Clark collectors and fans from across the country as well as Europe are expected, said Dan Torchia, a local Clark scholar who will detail Clark’s youth in Raytown and Bonner Springs and the spectacular success that he enjoyed not long after he left the area.
While Clark can be seen in many vintage videos from the Byrds’ earliest days — banging a tambourine and singing with Byrds co-founders Roger McGuinn and David Crosby — he soon left the band to pursue a solo career. Many of the Byrds hits that he wrote or co-wrote, such as “Eight Miles High” or “I’ll Feel a Whole Lot Better,” are considered rock standards, but Clark never experienced the commercial success that other individual singer/songwriters of his time enjoyed.
That’s despite the fact that some of his solo albums — especially “No Other,” released in 1974 — since have been declared some of the best records of the 1970s. Robert Plant and Alison Krauss included two Clark songs — “Polly” and “Through the Morning, Through the Night,” on their 2007 album, “Raising Sand.”
Although Clark died at age 46 of a heart attack in 1991, about four months after being inducted into the Rock and Roll Hall of Fame as a member of the Byrds, he still commands the interest of a network of devotees who respond to his songs as well as his personal story.
“Certainly there is a little bit of a tragic element to it,” Torchia said. “He died young and somewhat obscure. But to fans of the Byrds as well as to many musicians, it’s all about how his work has endured through the years.”
Next week’s gathering marks the second time Clark’s fans have convened formally in the Kansas City area. This time, as was true during the group’s Overland Park gathering three years ago, fans will be invited to listen to Clark recordings that never have been officially released but still circulate among collectors. Those attending these sessions will be asked to not bring any recording equipment.

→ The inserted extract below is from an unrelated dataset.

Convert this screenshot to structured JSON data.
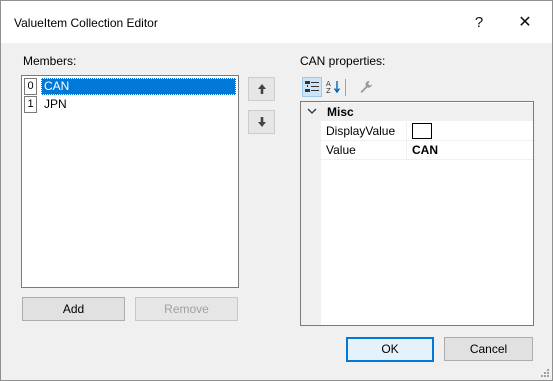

“Three years ago we put everybody’s cellphones into a basket,” Torchia said. “We want to respect those people who might hold copyright on something.”